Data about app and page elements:
BEGIN
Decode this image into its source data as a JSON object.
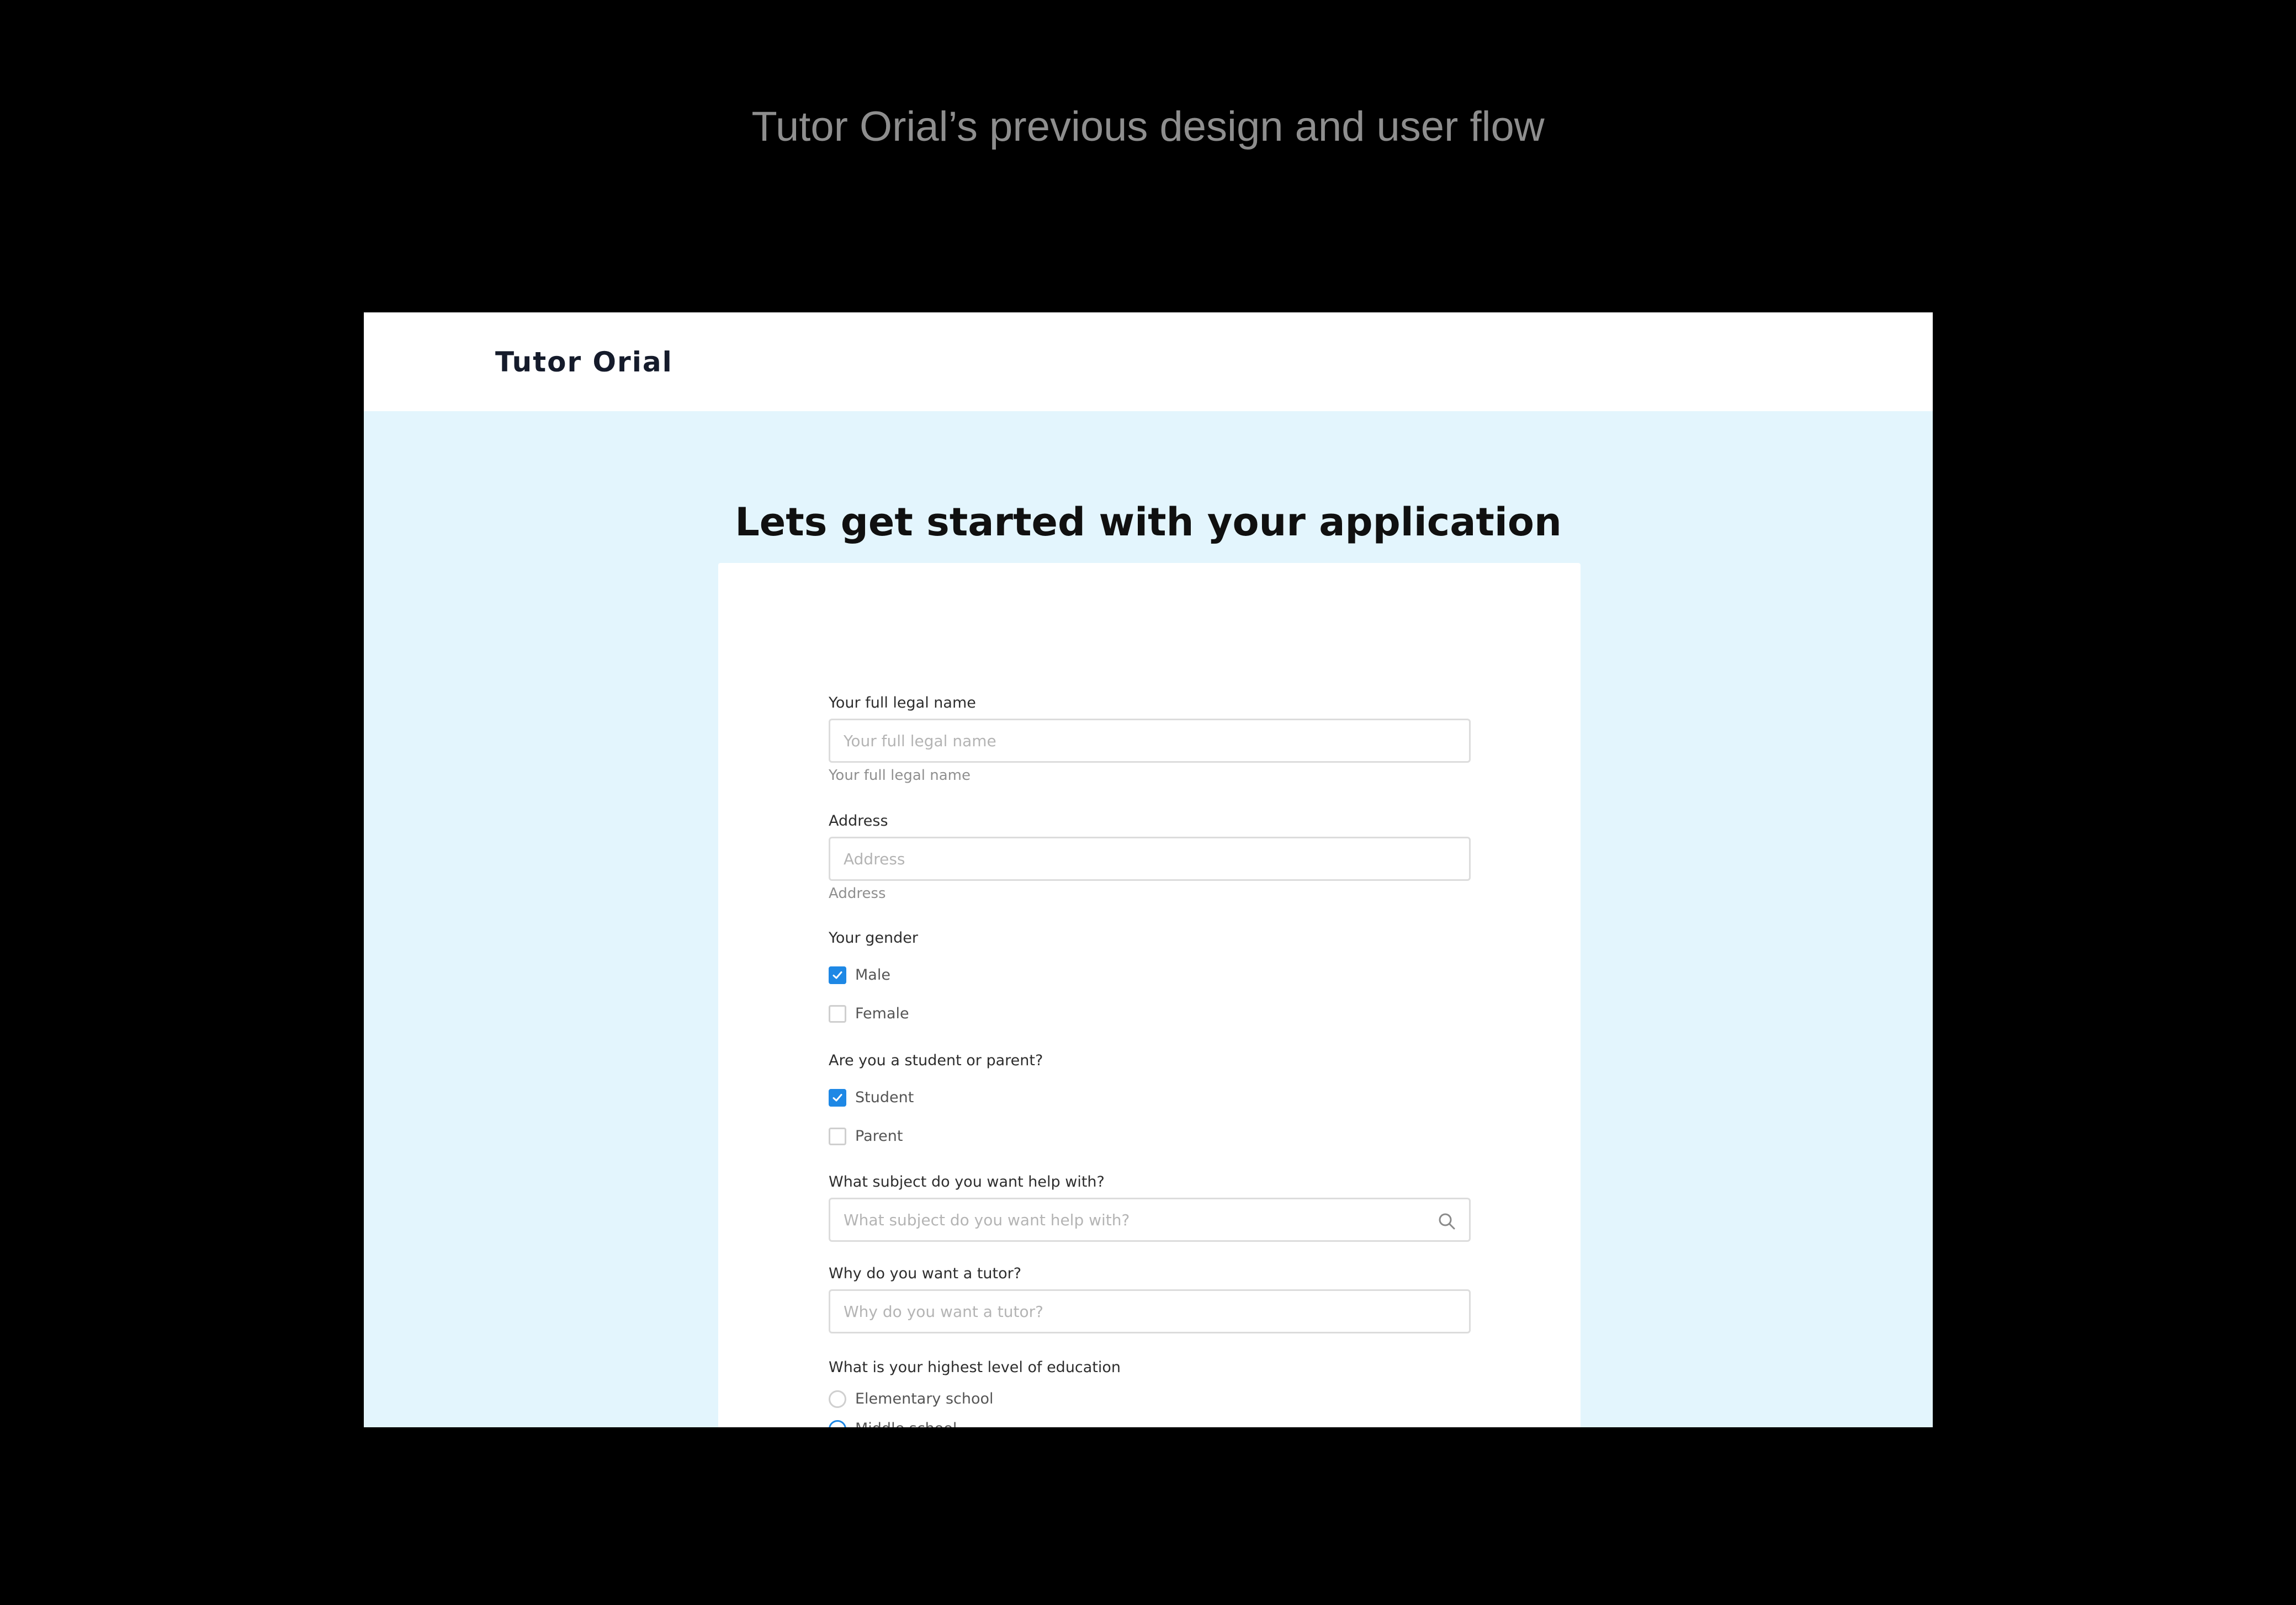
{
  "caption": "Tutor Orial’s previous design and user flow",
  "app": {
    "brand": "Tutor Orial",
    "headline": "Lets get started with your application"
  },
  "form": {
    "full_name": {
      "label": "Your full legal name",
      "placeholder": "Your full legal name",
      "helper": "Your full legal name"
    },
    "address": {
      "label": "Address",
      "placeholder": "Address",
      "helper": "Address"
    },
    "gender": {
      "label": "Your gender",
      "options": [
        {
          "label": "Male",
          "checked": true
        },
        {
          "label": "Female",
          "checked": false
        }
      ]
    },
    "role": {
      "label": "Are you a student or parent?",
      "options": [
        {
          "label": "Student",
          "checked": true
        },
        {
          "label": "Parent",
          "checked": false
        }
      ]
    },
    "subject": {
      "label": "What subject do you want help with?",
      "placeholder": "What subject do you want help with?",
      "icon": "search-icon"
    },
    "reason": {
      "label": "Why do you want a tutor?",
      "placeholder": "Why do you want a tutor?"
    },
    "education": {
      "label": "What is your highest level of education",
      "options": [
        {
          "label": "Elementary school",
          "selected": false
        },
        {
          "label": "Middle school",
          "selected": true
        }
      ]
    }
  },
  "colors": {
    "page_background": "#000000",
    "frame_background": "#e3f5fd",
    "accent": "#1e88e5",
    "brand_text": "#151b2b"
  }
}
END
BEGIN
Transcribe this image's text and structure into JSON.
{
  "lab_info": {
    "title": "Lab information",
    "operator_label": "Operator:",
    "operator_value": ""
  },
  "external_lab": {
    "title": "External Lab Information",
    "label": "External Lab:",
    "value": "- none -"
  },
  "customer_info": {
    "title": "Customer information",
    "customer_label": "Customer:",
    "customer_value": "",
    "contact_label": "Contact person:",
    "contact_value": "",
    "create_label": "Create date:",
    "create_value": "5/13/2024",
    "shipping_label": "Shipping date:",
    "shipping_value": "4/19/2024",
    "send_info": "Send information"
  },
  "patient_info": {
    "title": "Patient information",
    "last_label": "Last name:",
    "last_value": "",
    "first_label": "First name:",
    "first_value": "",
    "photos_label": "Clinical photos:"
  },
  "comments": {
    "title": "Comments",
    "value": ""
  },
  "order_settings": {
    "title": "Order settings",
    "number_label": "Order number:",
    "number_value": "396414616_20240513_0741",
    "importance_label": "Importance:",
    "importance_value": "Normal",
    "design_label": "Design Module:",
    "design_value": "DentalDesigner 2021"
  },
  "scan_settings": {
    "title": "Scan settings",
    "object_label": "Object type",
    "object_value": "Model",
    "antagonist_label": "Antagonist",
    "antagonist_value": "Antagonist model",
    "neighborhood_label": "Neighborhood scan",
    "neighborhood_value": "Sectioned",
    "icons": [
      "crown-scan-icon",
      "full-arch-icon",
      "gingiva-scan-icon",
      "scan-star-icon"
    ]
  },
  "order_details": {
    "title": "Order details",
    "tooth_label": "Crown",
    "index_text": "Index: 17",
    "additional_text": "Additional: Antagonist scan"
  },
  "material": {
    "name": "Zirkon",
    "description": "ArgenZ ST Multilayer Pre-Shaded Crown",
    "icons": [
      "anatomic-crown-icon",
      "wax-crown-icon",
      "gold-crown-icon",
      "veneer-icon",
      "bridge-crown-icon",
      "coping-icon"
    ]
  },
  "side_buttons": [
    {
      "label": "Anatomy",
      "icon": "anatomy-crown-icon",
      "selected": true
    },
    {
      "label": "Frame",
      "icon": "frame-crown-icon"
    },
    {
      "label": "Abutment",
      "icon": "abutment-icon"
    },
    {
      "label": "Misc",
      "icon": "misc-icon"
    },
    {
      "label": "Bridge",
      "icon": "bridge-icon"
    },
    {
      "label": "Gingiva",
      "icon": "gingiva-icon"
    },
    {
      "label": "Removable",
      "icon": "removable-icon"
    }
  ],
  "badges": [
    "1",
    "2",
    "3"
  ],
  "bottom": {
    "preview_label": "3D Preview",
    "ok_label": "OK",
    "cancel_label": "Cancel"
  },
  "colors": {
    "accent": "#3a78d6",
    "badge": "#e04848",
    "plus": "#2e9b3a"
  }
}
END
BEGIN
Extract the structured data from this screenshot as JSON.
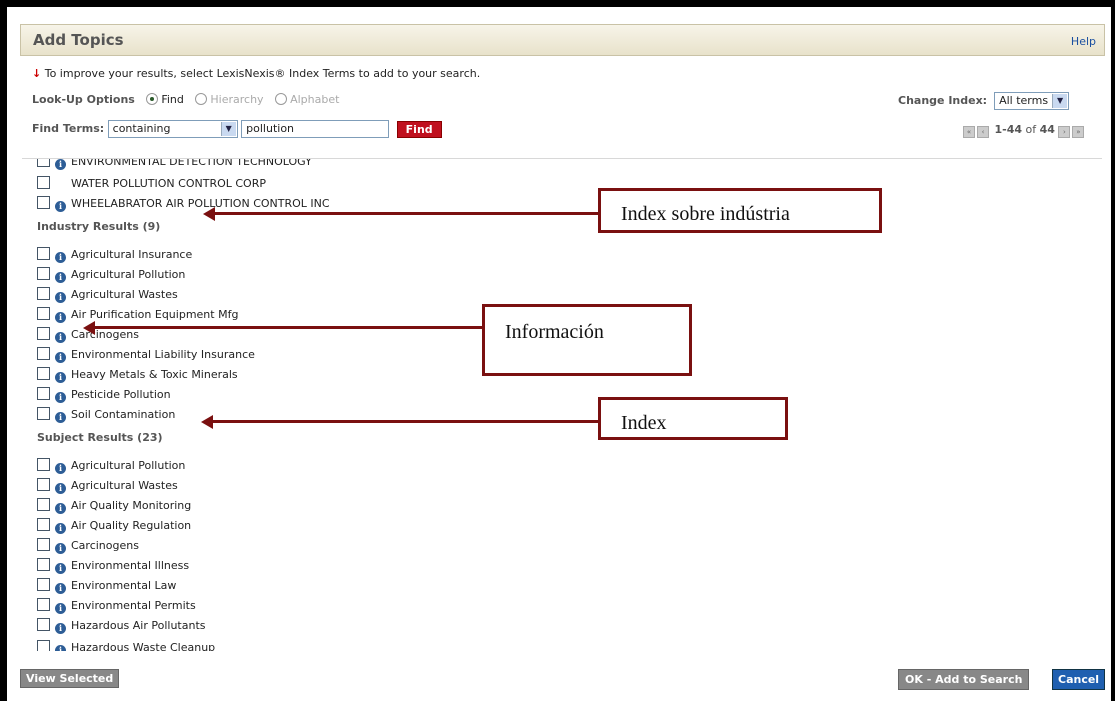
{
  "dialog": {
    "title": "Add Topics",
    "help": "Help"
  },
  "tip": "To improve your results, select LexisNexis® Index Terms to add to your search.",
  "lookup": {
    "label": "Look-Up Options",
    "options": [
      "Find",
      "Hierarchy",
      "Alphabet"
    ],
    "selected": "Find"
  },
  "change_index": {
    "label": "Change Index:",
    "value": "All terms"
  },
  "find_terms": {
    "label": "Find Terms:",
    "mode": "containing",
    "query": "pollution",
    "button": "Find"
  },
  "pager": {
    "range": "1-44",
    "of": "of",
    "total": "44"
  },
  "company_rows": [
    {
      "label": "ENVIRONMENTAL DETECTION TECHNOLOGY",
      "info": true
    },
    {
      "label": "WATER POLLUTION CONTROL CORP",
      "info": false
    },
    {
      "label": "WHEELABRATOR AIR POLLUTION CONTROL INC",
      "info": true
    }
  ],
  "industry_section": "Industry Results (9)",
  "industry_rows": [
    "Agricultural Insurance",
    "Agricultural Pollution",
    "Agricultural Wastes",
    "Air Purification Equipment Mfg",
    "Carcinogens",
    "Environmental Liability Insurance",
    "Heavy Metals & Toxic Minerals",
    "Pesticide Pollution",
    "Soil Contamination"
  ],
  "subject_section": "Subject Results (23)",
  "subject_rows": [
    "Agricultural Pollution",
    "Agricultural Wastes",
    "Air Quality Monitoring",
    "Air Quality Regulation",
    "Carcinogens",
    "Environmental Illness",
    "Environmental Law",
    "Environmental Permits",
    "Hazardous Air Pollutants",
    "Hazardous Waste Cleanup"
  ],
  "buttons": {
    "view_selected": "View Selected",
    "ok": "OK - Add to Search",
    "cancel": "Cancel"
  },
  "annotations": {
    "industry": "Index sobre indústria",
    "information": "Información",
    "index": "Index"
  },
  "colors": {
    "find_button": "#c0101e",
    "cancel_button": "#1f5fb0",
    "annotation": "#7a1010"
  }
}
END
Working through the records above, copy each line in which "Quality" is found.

    "Air Quality Monitoring",
    "Air Quality Regulation",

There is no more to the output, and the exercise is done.